Moloch Tropical, which follows the political and mental disintegration of a fictional democratically elected president in Haiti, is the latest from Haitian-born director Raoul Peck, who tread similar territory a decade ago in Lumumba, the story of Congo’s heroic prime minister Patrice Lumumba. However, it’s not his own earlier work that Peck has audaciously repurposed, but Aleksandr Sokurov’s Moloch, a chamber piece detailing the mundane existence of Adolf Hitler and Eva Braun at their Bavarian hideaway. (At least I think that’s what Moloch is about—having seen it in the late ’90s at a surreal Russian Film Festival screening with German subtitles and a live English translation.) Peck himself is a frustrating talent, one whose grandiosity is simultaneously his strength and his weakness—not unlike the lead character of Moloch Tropical.
The film opens with exquisite images of a fog-shrouded Haitian mountainside, then quickly turns its attention to the light-skinned black president (Zinedine Soualem, bearing an odd resemblance to Albert Brooks), who, along with his beautiful wife and daughter, poor black servants, and wealthy black confidantes, is sequestered atop the palatial residence, awaiting the fall of his own personal Rome. After cutting his foot on a broken glass, he limps around his castle, holds a press conference demanding restitution from France, pays his personal maid for sex (who then gives the money to her saxophonist boyfriend), welcomes a Hollywood film crew making a movie about Haiti’s founding father (starring a cowboy hat-wearing smoothie who name-drops Tarantino on his cell), and eventually grants his mother a meeting after lecturing her for not making an appointment. In other words, Peck has created a delightful satire in which even the (female) minister of culture—a position Peck himself once held—hits on the maid’s saxophonist boyfriend with the line, “Got a big cock?”

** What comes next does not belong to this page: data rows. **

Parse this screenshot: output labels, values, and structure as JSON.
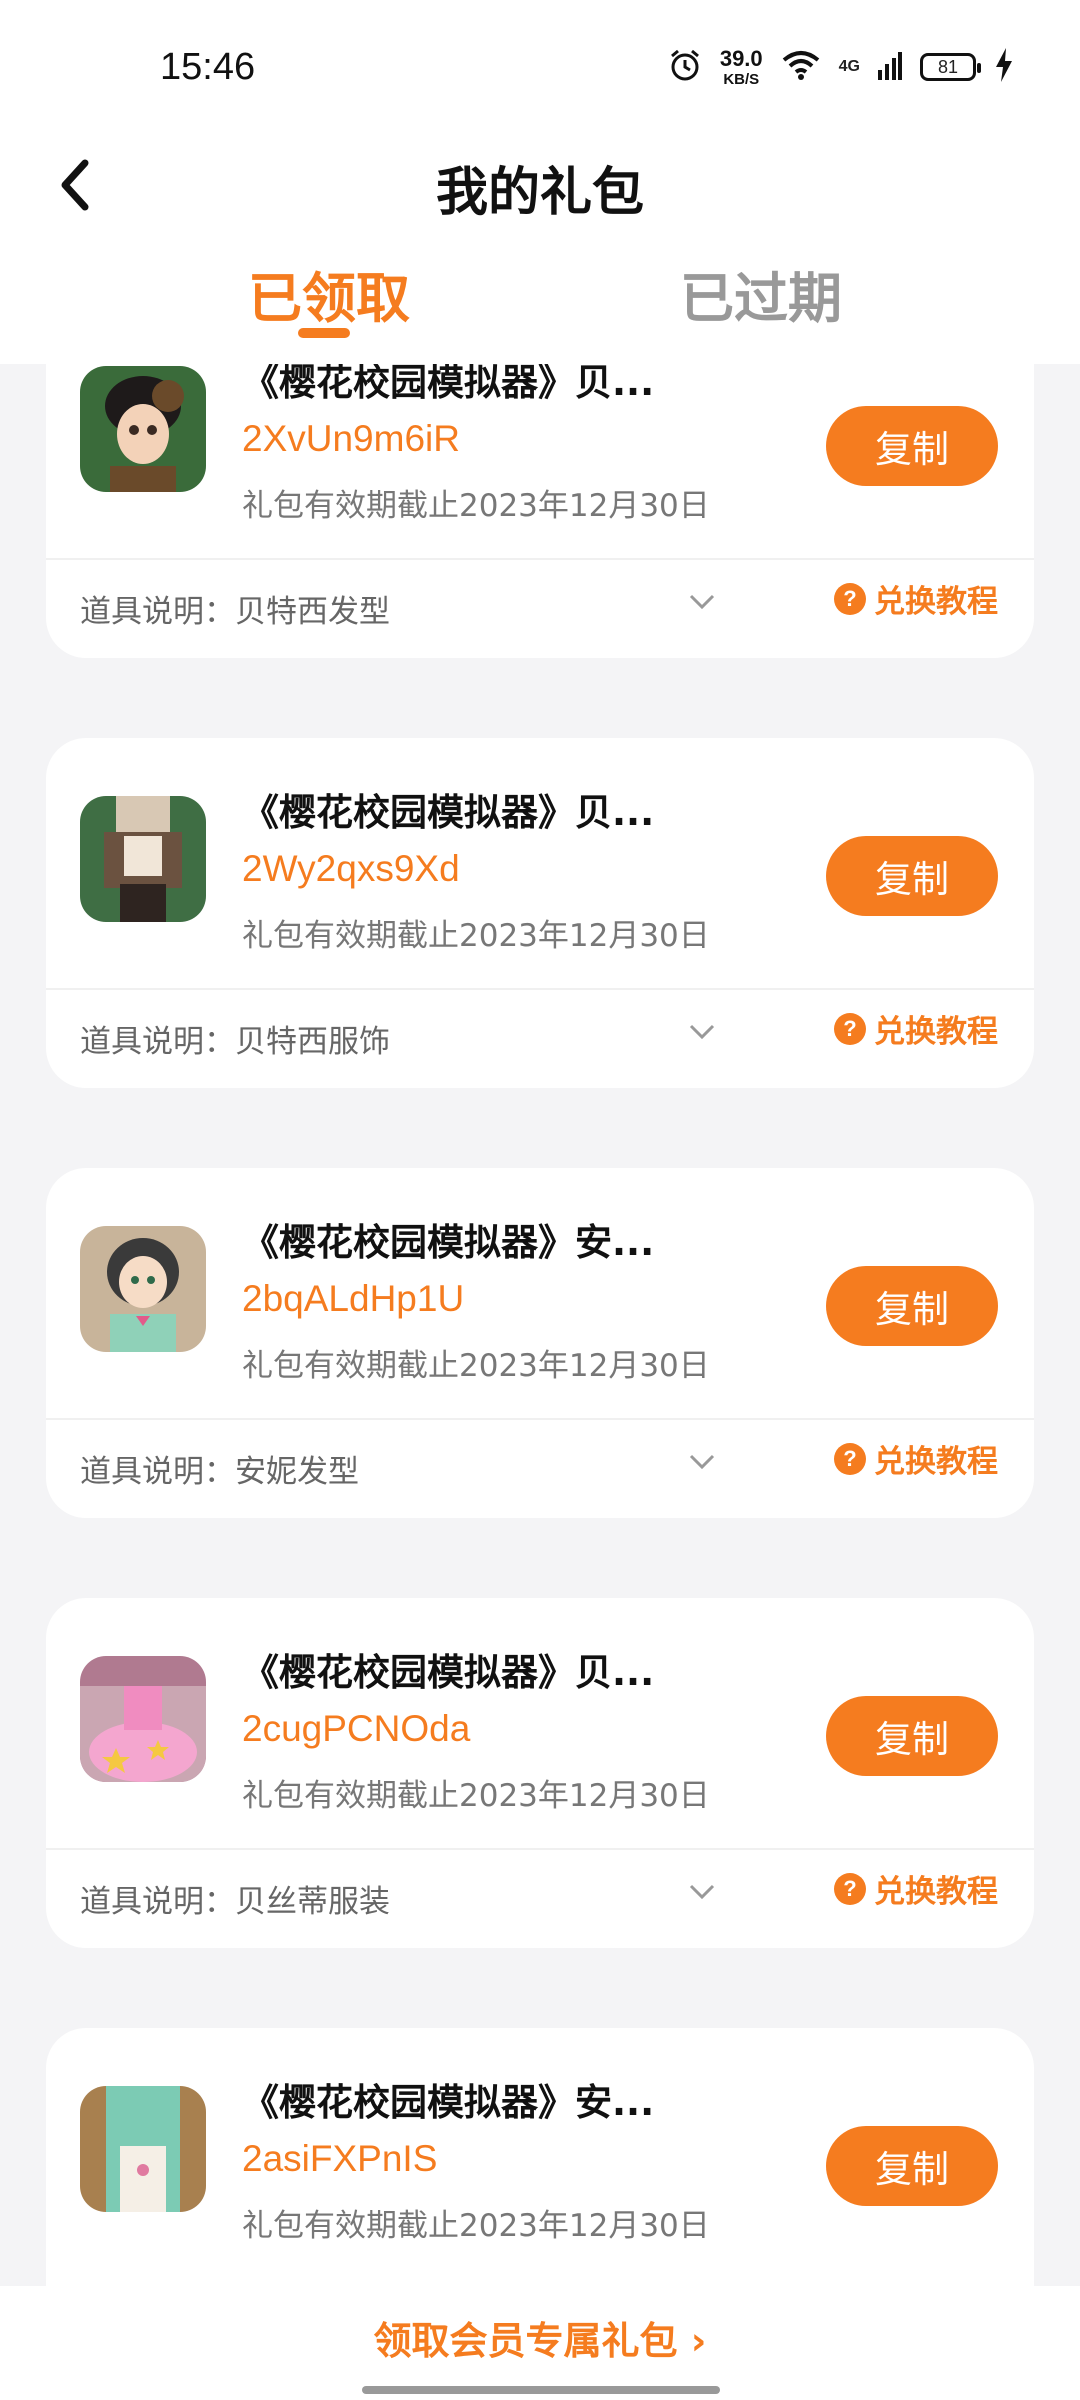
{
  "status_bar": {
    "time": "15:46",
    "net_speed_value": "39.0",
    "net_speed_unit": "KB/S",
    "signal_label": "4G",
    "battery": "81"
  },
  "header": {
    "title": "我的礼包",
    "tabs": [
      {
        "label": "已领取",
        "active": true
      },
      {
        "label": "已过期",
        "active": false
      }
    ]
  },
  "gifts": [
    {
      "title": "《樱花校园模拟器》贝...",
      "code": "2XvUn9m6iR",
      "expiry": "礼包有效期截止2023年12月30日",
      "description": "道具说明：贝特西发型",
      "copy_label": "复制",
      "howto_label": "兑换教程",
      "thumb_colors": [
        "#3a6b3a",
        "#6a4a2a"
      ]
    },
    {
      "title": "《樱花校园模拟器》贝...",
      "code": "2Wy2qxs9Xd",
      "expiry": "礼包有效期截止2023年12月30日",
      "description": "道具说明：贝特西服饰",
      "copy_label": "复制",
      "howto_label": "兑换教程",
      "thumb_colors": [
        "#3f6e44",
        "#6b5240"
      ]
    },
    {
      "title": "《樱花校园模拟器》安...",
      "code": "2bqALdHp1U",
      "expiry": "礼包有效期截止2023年12月30日",
      "description": "道具说明：安妮发型",
      "copy_label": "复制",
      "howto_label": "兑换教程",
      "thumb_colors": [
        "#c8b49a",
        "#8fd1b8"
      ]
    },
    {
      "title": "《樱花校园模拟器》贝...",
      "code": "2cugPCNOda",
      "expiry": "礼包有效期截止2023年12月30日",
      "description": "道具说明：贝丝蒂服装",
      "copy_label": "复制",
      "howto_label": "兑换教程",
      "thumb_colors": [
        "#b07a90",
        "#f4a6cf"
      ]
    },
    {
      "title": "《樱花校园模拟器》安...",
      "code": "2asiFXPnIS",
      "expiry": "礼包有效期截止2023年12月30日",
      "description": "",
      "copy_label": "复制",
      "howto_label": "",
      "thumb_colors": [
        "#a8804f",
        "#7ccbb4"
      ]
    }
  ],
  "footer": {
    "member_link": "领取会员专属礼包 ›"
  },
  "colors": {
    "accent": "#f57c1f",
    "background": "#f4f4f6"
  }
}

All of which would make the film a shining comedy were it not for the fact that Moloch Tropical is as schizoid as its pill-popping president, part farce (leaving the actors to play ideas rather than flesh-and-blood individuals we come to care about) and part serious drama, which winds up diluting the power of the whole. Failing to mesh well with silly sight gags like a cockroach crawling over a bust of the president (later followed by a servant’s fumigating the statue) are the television broadcasts of the Abu Ghraib photos and of Saddam Hussein’s capture, the torture of a onetime-ally-turned-rebel-leader by the president’s henchmen, the unleashing of the president’s military Chimeras to wreak havoc in the streets, and an earnest ideological dinner discussion before the main rival is set on fire.
Once the president stops taking his medicine, causing him to run off naked into the mountainside spouting bibilical passages, Peck’s Shakespearean grandeur turns to shrugging ludicrousness. “When people start joking it means they’re not happy,” the president’s mother advises after she hears a woman in the street making fun of her son’s French restitution plan. If only Peck had stuck to the punch line.
Moloch Tropical will play on June 20 as part of this year’s Human Rights Watch Film Festival. For more information click here.